The NRF predicts consumers will spend $4.96 billion this Halloween, up significantly from just $3.29 billion a year ago. And more Americans will be celebrating--nearly two-thirds will mark the holiday somehow, compared to 52.5 percent that celebrated in 2005, with an average per-person spending of $59.06.
Why the new appeal of such an old holiday? "Retailers have been working extra hard to promote this holiday with ads and merchandising," said P.K. Kannan, Harvey Sanders Associate Professor of Marketing at the University of Maryland. "Retailers have been trying to get consumers in the mood to stretch out the holiday sales, rather than wait for it all to occur between Thanksgiving and Christmas. So Halloween is increasingly seen as the official start of the holiday season and mood."

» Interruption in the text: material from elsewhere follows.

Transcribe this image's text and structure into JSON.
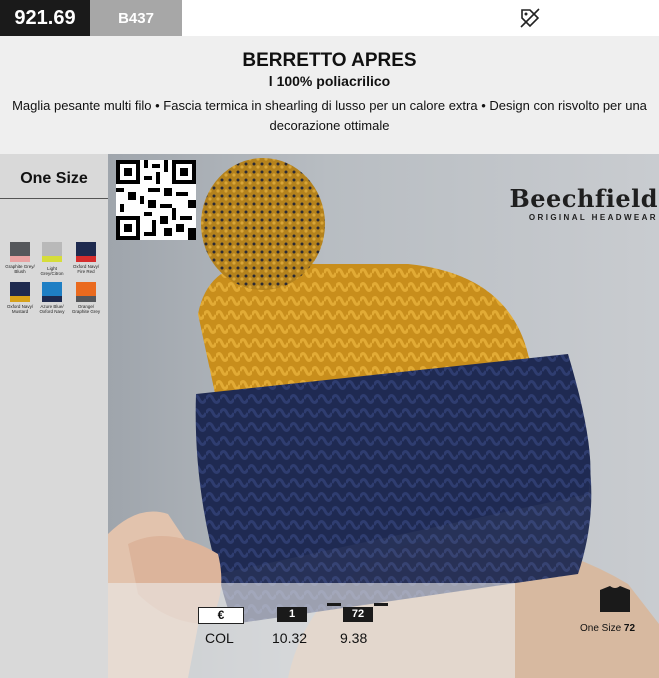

Experts say the real change is in home décor. Halloween continues to be the second-biggest decorating holiday of the year after Christmas, and this year, 67 percent of consumers plan to purchase Halloween décor. Some 49 percent plan to decorate either their home or their yard. Kannan calls the decorating craze "social contagion. People see other people decorating their houses and having fun, and soon they get the fever and emulate their neighbors."

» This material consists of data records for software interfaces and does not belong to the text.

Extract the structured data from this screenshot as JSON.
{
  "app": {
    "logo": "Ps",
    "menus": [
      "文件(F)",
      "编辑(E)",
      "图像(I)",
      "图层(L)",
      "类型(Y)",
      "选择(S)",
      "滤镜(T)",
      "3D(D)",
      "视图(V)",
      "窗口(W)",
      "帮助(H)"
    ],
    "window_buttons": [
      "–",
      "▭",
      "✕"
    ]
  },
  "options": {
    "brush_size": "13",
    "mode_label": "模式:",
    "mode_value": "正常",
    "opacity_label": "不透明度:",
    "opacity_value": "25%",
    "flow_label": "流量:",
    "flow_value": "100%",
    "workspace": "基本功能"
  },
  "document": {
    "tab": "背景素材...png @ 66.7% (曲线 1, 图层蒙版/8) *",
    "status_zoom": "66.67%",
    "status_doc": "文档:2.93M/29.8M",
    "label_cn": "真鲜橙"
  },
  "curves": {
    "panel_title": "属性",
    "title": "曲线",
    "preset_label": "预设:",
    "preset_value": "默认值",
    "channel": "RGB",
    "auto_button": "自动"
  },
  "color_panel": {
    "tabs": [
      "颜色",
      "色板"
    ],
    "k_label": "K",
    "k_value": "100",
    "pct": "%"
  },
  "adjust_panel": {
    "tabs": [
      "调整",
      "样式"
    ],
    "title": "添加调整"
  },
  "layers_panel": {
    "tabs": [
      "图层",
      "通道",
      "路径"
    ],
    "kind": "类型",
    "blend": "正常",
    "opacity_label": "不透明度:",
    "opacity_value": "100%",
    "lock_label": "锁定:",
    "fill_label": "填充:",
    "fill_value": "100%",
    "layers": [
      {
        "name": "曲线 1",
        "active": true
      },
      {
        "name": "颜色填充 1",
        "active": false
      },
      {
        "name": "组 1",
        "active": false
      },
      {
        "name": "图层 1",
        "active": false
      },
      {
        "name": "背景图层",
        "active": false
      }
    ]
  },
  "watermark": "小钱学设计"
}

K mart, for example, is expecting big sales of its 8-foot inflatable globe, featuring swirling ghosts and a life-sized grim reaper--a Halloween version of the popular lawn-sized "snow globes" found in yards during the Christmas season.
Costco, however, has cut back on its Halloween décor items. "Candy will be huge, of course, and we do costumes, but in terms of décor, except for a few lights, we low-key it," says a spokesman. Those costumes are predicted to a bigger business than ever. The NRF said yesterday that it expects the most popular costumes for kids to be princesses (4 million kids), pirates (1.7 million) and witches (1.7 million.)

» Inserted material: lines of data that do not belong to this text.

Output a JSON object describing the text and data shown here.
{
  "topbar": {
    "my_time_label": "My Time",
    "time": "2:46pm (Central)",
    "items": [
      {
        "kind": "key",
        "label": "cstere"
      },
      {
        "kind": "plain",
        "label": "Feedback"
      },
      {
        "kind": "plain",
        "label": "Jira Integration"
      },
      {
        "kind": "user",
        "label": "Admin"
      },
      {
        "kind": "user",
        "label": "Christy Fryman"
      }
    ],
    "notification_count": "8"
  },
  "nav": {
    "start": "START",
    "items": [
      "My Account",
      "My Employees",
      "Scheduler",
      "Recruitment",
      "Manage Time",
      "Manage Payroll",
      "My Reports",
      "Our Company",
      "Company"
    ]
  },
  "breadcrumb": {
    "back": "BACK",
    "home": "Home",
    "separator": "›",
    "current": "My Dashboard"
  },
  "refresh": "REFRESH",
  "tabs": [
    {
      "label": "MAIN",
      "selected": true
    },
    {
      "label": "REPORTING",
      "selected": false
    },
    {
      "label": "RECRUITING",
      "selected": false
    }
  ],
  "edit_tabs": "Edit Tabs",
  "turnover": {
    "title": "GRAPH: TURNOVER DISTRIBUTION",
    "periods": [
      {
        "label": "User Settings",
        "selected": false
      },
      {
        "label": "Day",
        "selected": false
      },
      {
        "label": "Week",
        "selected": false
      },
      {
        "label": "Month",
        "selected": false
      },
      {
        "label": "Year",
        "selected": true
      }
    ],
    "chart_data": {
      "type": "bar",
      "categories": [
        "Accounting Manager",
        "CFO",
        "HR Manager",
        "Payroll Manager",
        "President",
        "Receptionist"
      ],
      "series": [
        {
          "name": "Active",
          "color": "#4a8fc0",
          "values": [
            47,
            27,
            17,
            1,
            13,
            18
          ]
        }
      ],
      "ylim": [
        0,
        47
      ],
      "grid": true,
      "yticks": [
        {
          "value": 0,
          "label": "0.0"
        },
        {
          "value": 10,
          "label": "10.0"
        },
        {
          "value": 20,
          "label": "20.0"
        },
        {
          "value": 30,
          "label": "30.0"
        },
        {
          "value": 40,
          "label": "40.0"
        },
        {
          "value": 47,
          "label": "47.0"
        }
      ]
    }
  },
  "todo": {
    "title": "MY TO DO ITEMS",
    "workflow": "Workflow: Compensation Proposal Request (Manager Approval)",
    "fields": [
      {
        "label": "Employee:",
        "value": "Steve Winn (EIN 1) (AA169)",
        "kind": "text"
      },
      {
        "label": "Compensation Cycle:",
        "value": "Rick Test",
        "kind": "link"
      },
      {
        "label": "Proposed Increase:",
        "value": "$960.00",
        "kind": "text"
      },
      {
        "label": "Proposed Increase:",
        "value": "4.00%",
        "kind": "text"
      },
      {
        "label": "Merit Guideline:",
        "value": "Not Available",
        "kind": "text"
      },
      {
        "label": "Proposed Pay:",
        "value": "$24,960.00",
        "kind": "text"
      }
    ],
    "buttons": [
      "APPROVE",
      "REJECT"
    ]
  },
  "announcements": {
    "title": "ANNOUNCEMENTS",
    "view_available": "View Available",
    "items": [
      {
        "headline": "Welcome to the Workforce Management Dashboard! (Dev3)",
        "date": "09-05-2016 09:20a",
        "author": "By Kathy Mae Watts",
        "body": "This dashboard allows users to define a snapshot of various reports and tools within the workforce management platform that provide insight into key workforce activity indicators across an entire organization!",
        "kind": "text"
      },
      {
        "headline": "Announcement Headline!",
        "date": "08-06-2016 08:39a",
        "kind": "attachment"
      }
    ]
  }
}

Overall, 34 percent of adults dress up, too, with the highest percentage (62.8 percent) in the 18 to 24 crowd. For adults, the winners are witches (6.2 million), pirates (1.3 million) and vampires (1.3 million).
And this year, even the dogs are putting on the dog: Pet costumes are expected to be hot, whether it's a Princess Leia get-up at Target or the Bumblebee look at Petco.